After eight months on the job, Air Force Secretary Deborah Lee James tells Federal Drive with Tom Temin that even though the service is in good shape, it still faces uncertainty around its budget, overseas operations and readiness.
The Air Force can't afford the programs it thinks it will need over the next decade. The service's top officer says it's time to reexamine priorities, with a realistic view of the funding it will get from Congress.
Robert Work, the new deputy defense secretary, told members of the House Armed Services Committee that the Defense Department will experience a two-year trough in readiness as it resets its force,
The Army says it is now replacing funds in its readiness accounts that were depleted when cuts under sequestration first kicked in a year ago. But last year's readiness problems are likely to repeat in 2016 and beyond if Congress allows the automatic Defense cuts in current law to persist.
The Air Force says it won't fully recover from its readiness shortfalls for another decade.
Air Force officials say their service already was facing readiness issues because of the high operational tempo of the Iraq and Afghanistan wars. But sequestration worsened the problems, and continuing the budget caps will set back a readiness recovery.
Air Force leaders intend to surpass their share of Defense Secretary Chuck Hagel's edict to reduce DoD headquarters spending by 20 percent and complete the task several years ahead of schedule. The personnel cuts are part of the service's plan to shrink its size in order to catch up with decades of deferred spending on readiness and modernization.
The Pentagon says its spending plan acknowledges defense spending is on a downward trajectory, and reduces force structure in order to balance other priorities such as readiness. If sequestration stays in place, the calculus will change, Defense officials say.

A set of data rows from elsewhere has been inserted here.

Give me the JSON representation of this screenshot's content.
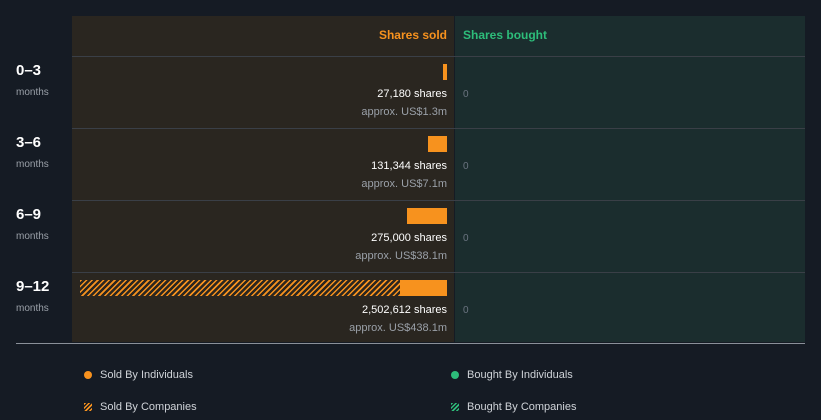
{
  "chart_data": {
    "type": "bar",
    "orientation": "horizontal",
    "columns": {
      "sold": "Shares sold",
      "bought": "Shares bought"
    },
    "rows": [
      {
        "period": "0–3",
        "unit": "months",
        "sold_individuals": 27180,
        "sold_companies": 0,
        "shares_label": "27,180 shares",
        "value_label": "approx. US$1.3m",
        "bought_label": "0"
      },
      {
        "period": "3–6",
        "unit": "months",
        "sold_individuals": 131344,
        "sold_companies": 0,
        "shares_label": "131,344 shares",
        "value_label": "approx. US$7.1m",
        "bought_label": "0"
      },
      {
        "period": "6–9",
        "unit": "months",
        "sold_individuals": 275000,
        "sold_companies": 0,
        "shares_label": "275,000 shares",
        "value_label": "approx. US$38.1m",
        "bought_label": "0"
      },
      {
        "period": "9–12",
        "unit": "months",
        "sold_individuals": 321000,
        "sold_companies": 2181612,
        "shares_label": "2,502,612 shares",
        "value_label": "approx. US$438.1m",
        "bought_label": "0"
      }
    ],
    "xmax": 2502612,
    "legend": [
      {
        "label": "Sold By Individuals",
        "color": "#f7921e",
        "style": "dot"
      },
      {
        "label": "Bought By Individuals",
        "color": "#2dbd7a",
        "style": "dot"
      },
      {
        "label": "Sold By Companies",
        "color": "#f7921e",
        "style": "hatch"
      },
      {
        "label": "Bought By Companies",
        "color": "#2dbd7a",
        "style": "hatch"
      }
    ],
    "colors": {
      "sold": "#f7921e",
      "bought": "#2dbd7a"
    }
  }
}
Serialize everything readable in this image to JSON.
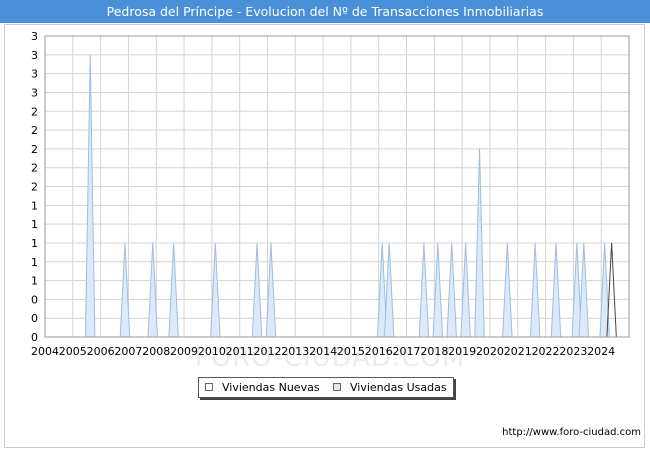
{
  "header": {
    "title": "Pedrosa del Príncipe - Evolucion del Nº de Transacciones Inmobiliarias"
  },
  "footer": {
    "url": "http://www.foro-ciudad.com"
  },
  "watermark": "FORO-CIUDAD.COM",
  "legend": {
    "items": [
      {
        "label": "Viviendas Nuevas",
        "color": "#ffffff"
      },
      {
        "label": "Viviendas Usadas",
        "color": "#dbe9fa"
      }
    ]
  },
  "colors": {
    "title_bg": "#4a90d9",
    "usadas_fill": "#dbe9fa",
    "usadas_stroke": "#9fbde0",
    "nuevas_stroke": "#444444",
    "grid": "#d3d3d3"
  },
  "chart_data": {
    "type": "area",
    "title": "Pedrosa del Príncipe - Evolucion del Nº de Transacciones Inmobiliarias",
    "xlabel": "",
    "ylabel": "",
    "x_ticks": [
      "2004",
      "2005",
      "2006",
      "2007",
      "2008",
      "2009",
      "2010",
      "2011",
      "2012",
      "2013",
      "2014",
      "2015",
      "2016",
      "2017",
      "2018",
      "2019",
      "2020",
      "2021",
      "2022",
      "2023",
      "2024"
    ],
    "y_tick_labels": [
      "0",
      "0",
      "0",
      "1",
      "1",
      "1",
      "1",
      "1",
      "2",
      "2",
      "2",
      "2",
      "2",
      "3",
      "3",
      "3",
      "3"
    ],
    "ylim": [
      0,
      3.2
    ],
    "grid": true,
    "legend_position": "bottom-center",
    "series": [
      {
        "name": "Viviendas Usadas",
        "quarters": [
          [
            "2005-Q3",
            3
          ],
          [
            "2006-Q4",
            1
          ],
          [
            "2007-Q4",
            1
          ],
          [
            "2008-Q3",
            1
          ],
          [
            "2010-Q1",
            1
          ],
          [
            "2011-Q3",
            1
          ],
          [
            "2012-Q1",
            1
          ],
          [
            "2016-Q1",
            1
          ],
          [
            "2016-Q2",
            1
          ],
          [
            "2017-Q3",
            1
          ],
          [
            "2018-Q1",
            1
          ],
          [
            "2018-Q3",
            1
          ],
          [
            "2019-Q1",
            1
          ],
          [
            "2019-Q3",
            2
          ],
          [
            "2020-Q3",
            1
          ],
          [
            "2021-Q3",
            1
          ],
          [
            "2022-Q2",
            1
          ],
          [
            "2023-Q1",
            1
          ],
          [
            "2023-Q2",
            1
          ],
          [
            "2024-Q1",
            1
          ]
        ]
      },
      {
        "name": "Viviendas Nuevas",
        "quarters": [
          [
            "2024-Q2",
            1
          ]
        ]
      }
    ]
  }
}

Frank Kendall, the undersecretary of Defense for acquisition, technology and logistics, said while the budget agreement adds money back to DoD's overall spending capacity in 2014 and 2015, the deal still doesn't plug holes in the Pentagon's research funding. Kendall estimated R&D funding will drop by as much as 20 percent compared to the department's initial requests.
Top Air Force officials say lower budgets will force them to propose cuts Congress won't like. But if lawmakers insist on protecting politically-favored programs, money will have to come from somewhere else.